Rogaska on the Rise
The Trump Home collection offers exquisite handcrafted designs suitable for men or corporate gift-giving.
By Allison Zisko
Rogaska crystal is already in many American households, yet it is not a household name. The director of the 345-year-old crystal company wants to change that, and is embarking on an ambitious branding campaign in the U.S. market.
"We are one of the key players in the business already," said Bostjan Leskovar, director of the Slovenian company, which for years has manufactured for many of the big-brand crystal companies (he estimates that about one in five crystal products available at retail are made by Rogaska). "But to the consumer we are not as well known. [We want] Rogaska to be a household name in crystal."

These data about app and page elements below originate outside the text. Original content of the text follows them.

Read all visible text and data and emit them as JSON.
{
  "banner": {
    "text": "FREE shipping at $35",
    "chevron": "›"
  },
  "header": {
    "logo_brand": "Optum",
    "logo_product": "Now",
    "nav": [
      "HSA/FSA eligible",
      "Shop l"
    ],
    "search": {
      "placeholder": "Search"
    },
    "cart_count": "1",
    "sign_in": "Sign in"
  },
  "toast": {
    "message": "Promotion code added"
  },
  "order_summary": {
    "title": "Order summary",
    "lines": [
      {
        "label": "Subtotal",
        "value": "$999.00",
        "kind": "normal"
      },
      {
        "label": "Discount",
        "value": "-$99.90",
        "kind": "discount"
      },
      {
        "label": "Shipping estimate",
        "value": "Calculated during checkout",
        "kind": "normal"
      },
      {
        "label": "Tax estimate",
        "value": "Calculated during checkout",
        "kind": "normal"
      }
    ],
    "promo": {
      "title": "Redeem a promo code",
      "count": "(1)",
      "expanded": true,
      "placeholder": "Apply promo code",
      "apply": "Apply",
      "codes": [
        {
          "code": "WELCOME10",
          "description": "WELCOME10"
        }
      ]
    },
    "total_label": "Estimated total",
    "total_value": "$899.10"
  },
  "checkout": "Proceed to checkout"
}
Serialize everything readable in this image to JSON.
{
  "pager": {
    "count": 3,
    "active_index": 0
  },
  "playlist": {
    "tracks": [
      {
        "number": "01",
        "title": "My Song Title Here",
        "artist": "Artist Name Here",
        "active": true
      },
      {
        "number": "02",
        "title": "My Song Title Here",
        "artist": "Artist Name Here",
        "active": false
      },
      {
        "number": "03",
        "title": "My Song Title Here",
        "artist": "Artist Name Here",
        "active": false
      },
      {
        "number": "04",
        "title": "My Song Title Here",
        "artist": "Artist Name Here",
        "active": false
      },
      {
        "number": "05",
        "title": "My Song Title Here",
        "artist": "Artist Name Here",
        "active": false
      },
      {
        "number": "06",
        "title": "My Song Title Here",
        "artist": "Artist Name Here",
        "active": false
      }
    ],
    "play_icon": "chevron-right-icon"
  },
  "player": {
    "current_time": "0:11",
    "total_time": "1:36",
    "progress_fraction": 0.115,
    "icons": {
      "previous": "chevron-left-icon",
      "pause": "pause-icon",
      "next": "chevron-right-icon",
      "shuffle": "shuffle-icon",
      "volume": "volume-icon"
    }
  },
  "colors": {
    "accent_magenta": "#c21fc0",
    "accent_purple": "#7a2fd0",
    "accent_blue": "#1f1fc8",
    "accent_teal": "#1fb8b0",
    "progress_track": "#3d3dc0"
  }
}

The company has outlined a two-tiered product strategy and established American headquarters in New York at Forty One Madison Avenue. It has warehouses in New Jersey and Jamaica, N.Y.
Rogaska's stemware, barware and giftware are classified as either premium or everyday. Rogaska Pegasus 1665 (referred to internally as "black label" because of its black packaging), consists of handmade, design-oriented product. This is the brand builder, and is positioned at the high-end of the retail market for retail customers such as Neiman Marcus, Bloomingdale's, Barney's, Michael C. Fina and other specialty stores. Retail prices reflect that positioning: a set of two stems retails for between $100 and $200.
The second tier, Rogaska Crystal (referred to as its blue label product because of its blue packaging), is geared toward the moderate-price market with more proven designs for everyday use. Targeted at department and specialty stores, the line's prices average around $100 for a set of two stemmed glasses.
Rogaska recently signed two licensing agreements that reflect this product strategy. Through an agreement with Trump Home, Rogaska can showcase its premium product. The line, unveiled at the New York Tabletop Show last month, has a masculine edge and includes many products suitable for corporate gift-giving.
A new Kathy Ireland product line is geared toward women, with an emphasis on hearth and home. It will be more moderately priced.
Several tabletop companies will continue to market and distribute Rogaska product. Reed & Barton offers the best-selling SoHo stemware and giftware pattern, now marketed under the Reed & Barton name.
DeVine Corporation is distributing an exclusive collection of premium products that bear the Rogaska name. They were designed to enhance the Limoges and sterling silver tabletop brands that DeVine offers.
Although business has slowed in the high-end market and consumer interest in formal products like crystal has waned, Leskovar is convinced there will always be a customer for beautifully designed, high-quality product. "We think now is the best time to position our brand," he said.